#### WHAT TO WORK ON:
Scan the entries below. Return every line that includes "title".

##### SOURCE MATERIAL

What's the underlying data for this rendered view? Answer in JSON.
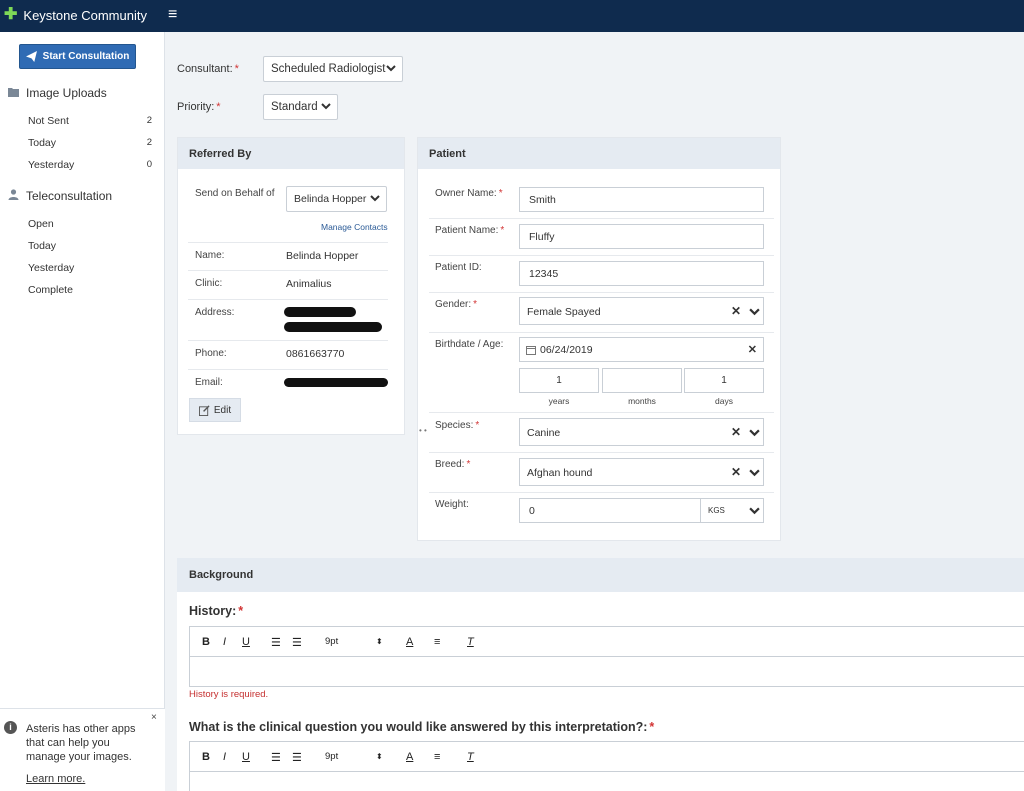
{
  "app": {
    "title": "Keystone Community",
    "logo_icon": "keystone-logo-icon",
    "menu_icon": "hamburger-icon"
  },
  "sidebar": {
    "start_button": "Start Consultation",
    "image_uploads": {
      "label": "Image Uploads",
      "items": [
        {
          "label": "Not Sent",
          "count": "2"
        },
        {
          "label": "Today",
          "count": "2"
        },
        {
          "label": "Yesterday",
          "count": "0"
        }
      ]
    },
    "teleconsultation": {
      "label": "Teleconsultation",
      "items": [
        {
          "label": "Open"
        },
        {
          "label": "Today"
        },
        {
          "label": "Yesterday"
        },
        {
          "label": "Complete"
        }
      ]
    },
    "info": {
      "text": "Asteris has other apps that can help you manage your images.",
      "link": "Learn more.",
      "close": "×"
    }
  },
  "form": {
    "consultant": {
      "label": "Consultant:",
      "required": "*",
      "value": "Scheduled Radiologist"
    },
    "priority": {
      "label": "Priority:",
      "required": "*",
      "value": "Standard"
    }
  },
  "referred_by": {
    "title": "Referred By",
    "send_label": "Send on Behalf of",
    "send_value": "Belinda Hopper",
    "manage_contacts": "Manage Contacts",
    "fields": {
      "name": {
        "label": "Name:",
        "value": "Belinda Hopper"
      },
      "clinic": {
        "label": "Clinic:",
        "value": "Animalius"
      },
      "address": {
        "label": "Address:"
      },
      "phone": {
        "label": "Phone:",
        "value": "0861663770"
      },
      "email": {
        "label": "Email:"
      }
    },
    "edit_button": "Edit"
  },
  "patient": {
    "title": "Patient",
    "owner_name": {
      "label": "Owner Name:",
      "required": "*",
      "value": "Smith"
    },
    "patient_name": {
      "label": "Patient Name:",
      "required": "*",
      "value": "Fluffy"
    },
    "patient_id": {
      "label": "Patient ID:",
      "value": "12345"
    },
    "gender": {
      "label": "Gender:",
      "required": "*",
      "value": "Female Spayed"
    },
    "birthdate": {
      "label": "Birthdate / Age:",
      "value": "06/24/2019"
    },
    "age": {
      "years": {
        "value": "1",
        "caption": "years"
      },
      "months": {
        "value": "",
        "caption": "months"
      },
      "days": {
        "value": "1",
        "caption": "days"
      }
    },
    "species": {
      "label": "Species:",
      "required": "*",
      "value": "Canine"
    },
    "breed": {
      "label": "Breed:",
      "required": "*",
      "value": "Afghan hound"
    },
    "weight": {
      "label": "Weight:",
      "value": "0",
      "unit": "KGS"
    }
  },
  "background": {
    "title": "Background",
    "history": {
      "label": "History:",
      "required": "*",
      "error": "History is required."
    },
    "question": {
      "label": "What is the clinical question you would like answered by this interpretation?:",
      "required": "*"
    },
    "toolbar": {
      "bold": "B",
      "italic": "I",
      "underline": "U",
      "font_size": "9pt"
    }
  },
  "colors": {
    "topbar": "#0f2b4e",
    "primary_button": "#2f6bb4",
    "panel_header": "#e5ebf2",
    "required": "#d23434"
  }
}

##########

#### YOUR SOLUTION:
    "title": "Keystone Community",
    "title": "Referred By",
    "title": "Patient",
    "title": "Background",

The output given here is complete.